IMAG1374.jpg Speaking of RV’s, across the street from the ferry is the Dauphin Island Campground which didn’t look too bad although we didn’t have time to actually drive into it.  It did look like there were some big rigs in there.  There is another campground on the island – Pelican Nest RV Resort . We may take our bikes over so we’ll have to check both of these out.

Also adjacent to the ferry dock is historic Fort Gaines, site of the Battle of Mobile Bay and spanning 3 centuries of history (“Damn the torpedoes – full speed ahead!”). Fort Gaines here on Dauphine Island, along with Fort Morgan to the east on the mainland, guard the primary entrance to Mobile Bay.

IMAG1377.jpg Anyway we made it on board the ferry! After everyone was settled in, Rob counted the vehicles and there were at least 34 plus a few motorcycles as well – the 18 vehicle limit stated on the sign must be a CYA for extreme situations. They collect the fare on board so Rob waited beside the van to pay, then came up to the upper deck to enjoy the view.

It was a beautiful day so the 35 minutes crossing was quite IMAG1602.jpg relaxing.  Lots of pelicans to watch dive bombing in search of their next tasty meal and a few dolphins off in a distance kept us amused during the trip. As the pelicans floated while enjoying their catch, gulls would land on their heads and backs trying to steal it away! Along our route there were a IMAG1384.jpg number of natural gas rigs – the water here is shallow, only 10′ or so on average, but the drilling goes much deeper of course.

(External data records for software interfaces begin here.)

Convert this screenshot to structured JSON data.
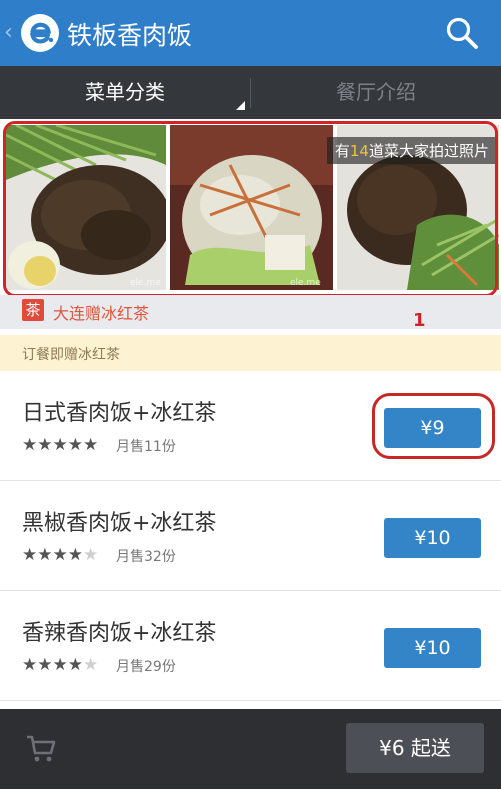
{
  "header": {
    "back_glyph": "‹",
    "title": "铁板香肉饭",
    "bg_color": "#2f7ec9"
  },
  "tabs": [
    {
      "label": "菜单分类",
      "active": true
    },
    {
      "label": "餐厅介绍",
      "active": false
    }
  ],
  "photos": {
    "caption_prefix": "有",
    "caption_count": "14",
    "caption_suffix": "道菜大家拍过照片",
    "watermark": "ele.me",
    "count": 3
  },
  "annotations": {
    "label_1": "1"
  },
  "promo": {
    "badge": "茶",
    "text": "大连赠冰红茶"
  },
  "notice": {
    "text": "订餐即赠冰红茶"
  },
  "menu_items": [
    {
      "name": "日式香肉饭+冰红茶",
      "rating": 5,
      "sales": "月售11份",
      "price": "¥9"
    },
    {
      "name": "黑椒香肉饭+冰红茶",
      "rating": 4,
      "sales": "月售32份",
      "price": "¥10"
    },
    {
      "name": "香辣香肉饭+冰红茶",
      "rating": 4,
      "sales": "月售29份",
      "price": "¥10"
    }
  ],
  "footer": {
    "cart_icon": "cart-icon",
    "checkout_label": "¥6 起送"
  }
}
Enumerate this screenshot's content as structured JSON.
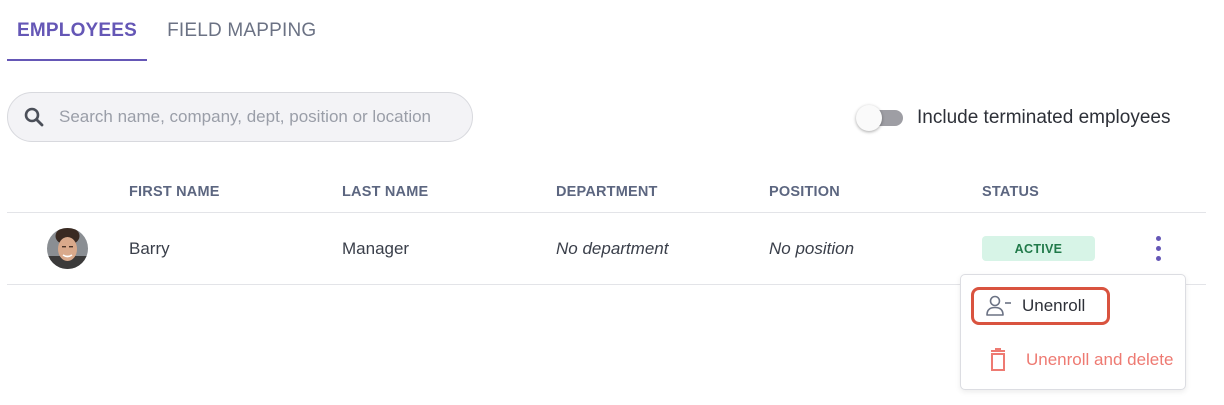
{
  "tabs": [
    {
      "label": "EMPLOYEES",
      "active": true
    },
    {
      "label": "FIELD MAPPING",
      "active": false
    }
  ],
  "search": {
    "placeholder": "Search name, company, dept, position or location",
    "value": ""
  },
  "toggle": {
    "label": "Include terminated employees",
    "on": false
  },
  "table": {
    "columns": [
      "FIRST NAME",
      "LAST NAME",
      "DEPARTMENT",
      "POSITION",
      "STATUS"
    ],
    "rows": [
      {
        "first_name": "Barry",
        "last_name": "Manager",
        "department": "No department",
        "position": "No position",
        "status": "ACTIVE"
      }
    ]
  },
  "row_menu": {
    "items": [
      {
        "label": "Unenroll",
        "icon": "user-minus-icon"
      },
      {
        "label": "Unenroll and delete",
        "icon": "trash-icon"
      }
    ]
  },
  "colors": {
    "accent": "#6557b6",
    "active_badge_bg": "#d7f4e7",
    "active_badge_text": "#217a4a",
    "danger": "#ee7a72",
    "highlight_border": "#d9533f"
  }
}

IMAG1603.jpg The ferry finally landed and we disembarked.  As you exit the ferry, immediately to the right is the entrance to Fort Morgan.  Fort Morgan is another historic masonry star fort  which served in the Civil War, the Spanish American War and both World Wars and played a major role in the Battle of Mobile Bay in 1864. We haven’t actually visited the fort yet but we have heard that it is quite interesting so we’ll have to make it a point to go back there before we leave. Admission is around $5 for adults.

It’s about a 45 minute easy drive from Fort Morgan to Orange Beach and Foley along the fairly scenic, not very congested two lane Route 180 aka Fort Morgan Road.  On either side of the road are colorful beach front cottages, a few campgrounds and a couple of restaurants (Tacky Jack’s has a location here). As the road proceeds east the terrain becomes much more forested so is unique for this area in that it is very close to the beach yet with nicely treed terrain.

There is a very nice looking bike path (separated from the road) starting at Route 59 and proceeding west on Fort Morgan Road for a few miles.

Last year, we IMAG0719.jpg saw major construction machinery on the beaches in front of the homes.  We learned later that they were digging up the sand, sifting it into dump trucks to remove any remnants of tar from the oil spill, then dumping it in the same spot. This was somewhat controversial – what damage did this do to the critters that lived in the sand?  We didn’t see any evidence of that this year so hopefully most of the clean up has been completed.

As we got a little closer to Orange Beach and Gulf Shores, the traffic became a little more congested.  We finally arrived back home shortly after 5:30 p.m.  It was a very enjoyable day to say the least!





Dauphin Island – Fort Morgan Ferry — No Comments

Leave a Reply

%d bloggers like this: